  • Each student is given a popsicle stick with their name on it. Emojis can be put in a “pocket chart”. Students take turns putting their stick in front of the face that corresponds to how they feel.
  • Play “Guess the emotion”: have students guess the emotion based only on the image.
  • Emojis can be used to check in with students about their feeling as an “exit ticket” (post lesson, class or day).

The extent to which students understand emotions in themselves and others is highly related to the quality of their peer interactions, and their propensity to engage in prosocial behaviours (Caputi, Lecce, Pagnin, & Banerjee, 2012). Using group activities to recognize and manage emotions engages students in beneficial social interaction, normalizes experiences of emotions, and provides students with a structured opportunity to share, and work with other students to improve their self-regulation abilities (Domitrovich, Cortes, & Greenberg, 2007; Slavin, 1995; Success for all Foundation, 2010).

Caputi, M., Lecce, S., Pagnin, A., & Banerjee, R. (2012). Longitudinal effects of theory of mind on later peer relations: The role of prosocial behavior. Developmental Psychology, 48(1), 257.

Domitrovich, C. E., Cortes, R. C., & Greenberg, M. T. (2007). Improving Young Children’s Social and Emotional Competence: A Randomized Trial of the Preschool “PATHS” Curriculum. The Journal of Primary Prevention, 28(2), 67-91. doi:10.1007/s10935-007-0081-0

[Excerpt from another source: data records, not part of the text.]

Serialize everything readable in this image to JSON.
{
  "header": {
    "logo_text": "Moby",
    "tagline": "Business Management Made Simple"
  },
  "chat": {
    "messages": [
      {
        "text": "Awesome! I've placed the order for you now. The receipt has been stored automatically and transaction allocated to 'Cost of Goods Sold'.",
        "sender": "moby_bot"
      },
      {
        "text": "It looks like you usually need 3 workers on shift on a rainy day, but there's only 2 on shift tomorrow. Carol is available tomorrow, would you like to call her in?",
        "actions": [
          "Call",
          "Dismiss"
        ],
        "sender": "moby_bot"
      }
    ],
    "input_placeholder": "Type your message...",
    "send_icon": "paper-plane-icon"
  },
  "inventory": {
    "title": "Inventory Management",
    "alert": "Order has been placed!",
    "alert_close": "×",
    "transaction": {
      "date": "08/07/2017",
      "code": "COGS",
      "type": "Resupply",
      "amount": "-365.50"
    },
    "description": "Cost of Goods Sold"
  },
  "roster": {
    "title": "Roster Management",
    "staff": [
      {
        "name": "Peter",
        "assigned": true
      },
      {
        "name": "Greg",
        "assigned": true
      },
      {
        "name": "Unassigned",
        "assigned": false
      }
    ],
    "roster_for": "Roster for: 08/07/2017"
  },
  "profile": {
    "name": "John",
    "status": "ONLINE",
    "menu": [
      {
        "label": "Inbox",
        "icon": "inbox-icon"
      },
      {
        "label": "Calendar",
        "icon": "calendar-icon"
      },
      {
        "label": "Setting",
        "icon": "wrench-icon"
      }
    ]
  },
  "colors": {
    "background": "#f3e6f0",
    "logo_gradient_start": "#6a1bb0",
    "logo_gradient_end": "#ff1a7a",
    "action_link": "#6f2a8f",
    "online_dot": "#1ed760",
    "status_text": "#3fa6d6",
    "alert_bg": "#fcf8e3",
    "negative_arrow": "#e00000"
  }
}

Slavin, R. (1995). Cooperative Learning: Theory, Research, and Practice (2nd ed.). Boston: Allyn & Bacon

Success for all Foundation. (2010). PowerTeaching Cooperative Learning Handbook. Retrieved from www.successforall.org

Connecting learning experiences with 21st Century competencies reflects an ever-changing social landscape, one rooted in faith. Jesus’ life reminds us of our moral imperative. How we communicate our thoughts, feelings and actions, digitally or face-to-face, is a reflection of who we are as Catholic citizens.

(3b) A reflective, creative and holistic thinker who creates, adapts, evaluates new ideas in light of the common good.

Demonstrating literacy and mathematics behaviours: to demonstrate various ways to use language, images, and materials to express and think critically about ideas and emotions, as students listen and speak, view and represent, and begin to read and write